Wales’s Architectural Heritage.
‘For too long Wales has been reluctant to take pride in some of the best examples of its native architecture,’ so says Huw Edwards in his foreword to a new book from Y Lolfa, and the architecture to which he is referring is that of the Welsh Chapel. The truth of his statement is echoed within this lovely book simply called Capeli-Chapels, where every page displays the highly individual and unmistakeably Welsh character of its Chapels. Though many, in a way, have been eclipsed by modern, secular life, they remain standing, nonetheless, as a powerful testament to the nation’s spirit.

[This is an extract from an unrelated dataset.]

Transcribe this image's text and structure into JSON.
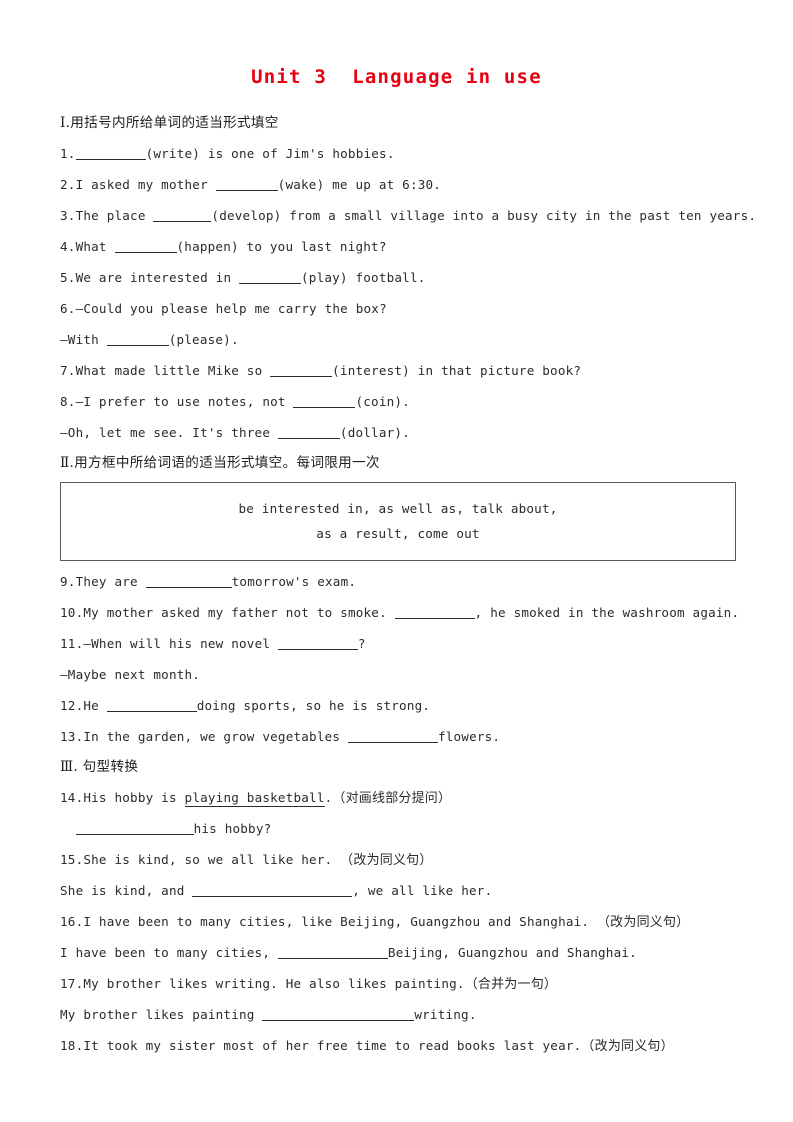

Manchester artist Tim Rushton, travelled Wales, capturing images of a remarkable one hundred and twenty chapels, and has created, in this book, a piece of beautifully conceived heritage art. From the smallest and humblest building to the biggest and most ornate, every one of the sizeable plates capture in their clarity the differences between them, from the subtle to the obvious. Some strike one as being a standard shape of building, but look again and one may see the variations are in the type of doors and the number and shape of the windows, or the designs of the decorative paintwork. Some of them are small, almost cottage like with a pitched roof, and window either side of a central door. We learn from the excellent background notes in the book, provided by the Royal Commission on the Ancient and Historic Monuments of Wales that this style is the ‘Gable-Entry’ and that others with wide frontages, often deep-stepped and pillared, may on entering prove to be ‘Long-Wall’ where the pulpit faced crosswise to a wide semi-circle of congregation. We also discover why the earliest of them is the plainest and that much of the variety is down to the fact that the practising faiths varied : Baptist, Methodist, Unitarian, Moravian, Plymouth Brethren and Quakers and more still. These variations in faith, account for why in any town or small village in Wales there will be more than one chapel where hundreds of people attended at their particular favourite on Sunday.
Not every example of chapels is a beauty, but they are all interesting and there are some stunners in this book. Their importance is not only that they are examples of Welsh native architecture, but that they are a major part of the socio/spiritual history of all the communities in which they are sited.
Capeli-Chapels by Tim Rushton is published by www.ylolfa.com